Title: Addictions and withdrawal.

Key words: Ritalin hyperactivity, food intolerance, smoking, alcohol, prescription drugs, holistic health

Date: April 2001

Category: 7. The mind

Type: Article

Author: Peter Bennett

Addictions and Withdrawal

There are many substances, actions and feeling to which we can be addicted, some of them such as a mild addiction to exercise or chocolate may not be too harmful and can even in some ways be interpreted as beneficial as an `addiction to life’ certainly can be. Most addictions whether recognised or not though are harmful to the body over the long term. The same addiction to chocolate as above may be an indication of a psychological condition; loneliness, fear or even a plaintive cry by a body short in essential fatty acids looking for something to satisfy its craving which has been misinterpreted by the brain as a desire for a tasty treat and quick high.
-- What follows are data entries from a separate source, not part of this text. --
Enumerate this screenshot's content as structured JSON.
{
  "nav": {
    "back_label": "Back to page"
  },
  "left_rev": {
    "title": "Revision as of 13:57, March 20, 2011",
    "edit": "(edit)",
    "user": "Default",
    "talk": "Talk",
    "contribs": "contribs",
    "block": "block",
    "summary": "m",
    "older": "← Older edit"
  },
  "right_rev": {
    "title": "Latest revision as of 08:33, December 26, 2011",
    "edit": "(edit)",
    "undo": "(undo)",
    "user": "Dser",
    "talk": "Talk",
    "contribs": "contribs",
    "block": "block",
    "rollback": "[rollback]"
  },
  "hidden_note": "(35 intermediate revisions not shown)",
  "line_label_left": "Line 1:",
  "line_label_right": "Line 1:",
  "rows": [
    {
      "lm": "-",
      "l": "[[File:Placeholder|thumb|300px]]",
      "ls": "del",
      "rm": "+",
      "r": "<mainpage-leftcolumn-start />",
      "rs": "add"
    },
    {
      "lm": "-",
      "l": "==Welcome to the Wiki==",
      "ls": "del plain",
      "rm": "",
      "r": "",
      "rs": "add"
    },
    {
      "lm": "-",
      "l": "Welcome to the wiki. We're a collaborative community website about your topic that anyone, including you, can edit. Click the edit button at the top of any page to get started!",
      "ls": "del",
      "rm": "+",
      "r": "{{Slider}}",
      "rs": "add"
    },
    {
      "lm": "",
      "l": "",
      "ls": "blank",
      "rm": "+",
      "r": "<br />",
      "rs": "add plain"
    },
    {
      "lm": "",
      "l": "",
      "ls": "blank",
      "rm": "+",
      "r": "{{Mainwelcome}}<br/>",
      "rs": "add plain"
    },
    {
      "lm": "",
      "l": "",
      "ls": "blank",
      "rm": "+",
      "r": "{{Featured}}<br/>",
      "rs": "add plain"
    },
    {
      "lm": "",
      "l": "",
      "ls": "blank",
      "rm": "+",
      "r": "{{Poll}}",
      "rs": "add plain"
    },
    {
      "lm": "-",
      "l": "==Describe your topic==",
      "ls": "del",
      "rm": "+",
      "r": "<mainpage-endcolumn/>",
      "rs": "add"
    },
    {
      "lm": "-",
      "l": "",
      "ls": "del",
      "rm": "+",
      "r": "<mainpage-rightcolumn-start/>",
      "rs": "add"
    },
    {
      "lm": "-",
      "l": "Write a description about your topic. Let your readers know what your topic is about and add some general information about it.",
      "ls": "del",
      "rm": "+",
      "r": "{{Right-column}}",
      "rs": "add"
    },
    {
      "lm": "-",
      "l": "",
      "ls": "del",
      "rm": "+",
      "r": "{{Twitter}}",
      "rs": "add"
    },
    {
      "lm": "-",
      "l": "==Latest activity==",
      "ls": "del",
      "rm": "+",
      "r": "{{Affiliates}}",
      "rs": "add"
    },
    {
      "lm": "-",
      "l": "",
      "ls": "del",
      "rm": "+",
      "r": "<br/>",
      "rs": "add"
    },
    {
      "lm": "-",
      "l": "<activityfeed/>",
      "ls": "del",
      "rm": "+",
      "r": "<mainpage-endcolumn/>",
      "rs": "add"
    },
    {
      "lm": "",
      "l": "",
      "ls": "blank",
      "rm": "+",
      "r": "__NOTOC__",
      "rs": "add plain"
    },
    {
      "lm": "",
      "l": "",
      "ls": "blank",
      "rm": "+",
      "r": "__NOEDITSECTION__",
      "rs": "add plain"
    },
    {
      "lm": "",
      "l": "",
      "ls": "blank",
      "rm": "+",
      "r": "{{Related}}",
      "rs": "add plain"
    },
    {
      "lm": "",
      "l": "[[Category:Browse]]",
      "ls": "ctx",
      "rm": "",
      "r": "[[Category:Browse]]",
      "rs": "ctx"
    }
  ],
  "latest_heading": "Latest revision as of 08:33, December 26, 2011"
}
As has already been discussed under the topic of food intolerances, many sensitivities can actually be identified by the unusual situation where the body is addicted to a food that it is actually intolerant too. The exact reasons why this occurs is not entirely understood but many similarities have been drawn between these cases and drug addictions. In neither case is continued intake of the addictive substance helpful to the body in the long term but as any addict will tell you it certainly feels beneficial in the short term. If however, we are going to exchange negative addictions for the most positive of all addictions (the addiction for life as identified above) it is the long term side effects of addictions that will need to be balanced against the short term rewards in conjunction with methods for moving forward and out of the circle of addiction.


We are all aware of the growing number of people addicted to illegal drugs in this country and around the world and of the potential damage to society this can cause, but how many people are also aware of the many people addicted to legal drugs. Smoking (particularly cigarettes) and drinking alcohol are two of the legal, although in some cases becoming less socially acceptable, drugs that cause many problems in people’s lives both through their immediate consequences (particularly in the case of alcohol) but also in their long term health effects.

Further to the drugs listed above are the hundreds of pharmaceutical drugs that are prescribed daily in an effort to help just about every medical condition known. Unfortunately many of these drugs only help the symptoms and not the root cause of the problem itself. As such, by taking the drug alone the individual may have difficulty getting better - but they may feel better. If they come off the drug however, after a long course of treatment they may well feel worse again for one of two reasons:

  1. The symptoms are no longer hidden and so they experience their original problem again. It is possible that the original problem may now be worse as with the symptoms masked the subject may not have been resting or easing the load which originally caused the condition.

  2. Certain drugs such as tranquillizers, anti-depressants and sleeping pills are well known to lead to addiction and so in addition to the underlying condition returning there may also be withdrawal effects to cope with.

This is certainly not to suggest that many pharmaceutical drugs do not provide benefit as many patients do find them invaluable. There is however, the danger of some drugs being used over enthusiastically and excessively until a patient is taking a handful of different pills a day. Some of these probably dealing with the side effects caused by others, but none fundamentally helping the person hidden within the chemical overload.


One drug causing a huge amount of concern today is Ritalin. It has been proclaimed as a wonder drug for children diagnosed with attention deficit disorder because it can calm them, reduce their hyperactivity and therefore improve the quality of family life. It is however a highly addictive central nervous system stimulant.

Prescription rates for Ritalin have been absolutely phenomenal. As an example Ritalin use rose by approximately 700 per cent between 1990 and 1998 and in some Canadian communities one of every four young boys has received this drug for hyperactivity and inattentiveness1. Ritalin can cause appetite loss, insomnia, headaches, delayed growth, tics, depression and possible psychosis. Many of the children on drugs such as this grow up to be involuntary addicts, psychologically and physically dependent on the effects of these pills and others to live their lives.

One very alarming statistic worth bearing in mind during this discussion on the negative side of prescription medicine comes out of research undertaken at the university of Toronto in 1998. Statistics from thirty nine studies done in U.S. hospitals spanning four decades found that 2.2 million serious injuries and more than 100,000 deaths were attributed to prescription drugs taken as directed. Not taking into account any accidental or intentional overdoses the ingestion of prescription drugs was found to be one of the four leading causes of death, along with heart disease, cancer and stroke2.


In today’s world we have many people stuck on different cocktails of drugs that after the drugs have served their purpose, need help withdrawing from them. Although many people may find it difficult to remove harmful foods from their diets the removal of addictive drugs is often even harder.


Perhaps focussing on a more comprehensive, holistic method of healthcare may help reduce the over dependence on drugs as the principal weapon in the disease orientated western medical system. Then fewer drugs may be needed for shorter periods of time to help support the healing process rather than, as in many cases, just hiding the need for it.


  1. Joan Gadsby. Addiction by Prescription. 2000. Key Porter books.

  2. Drugs doing damage? JAMA 15th April 1998.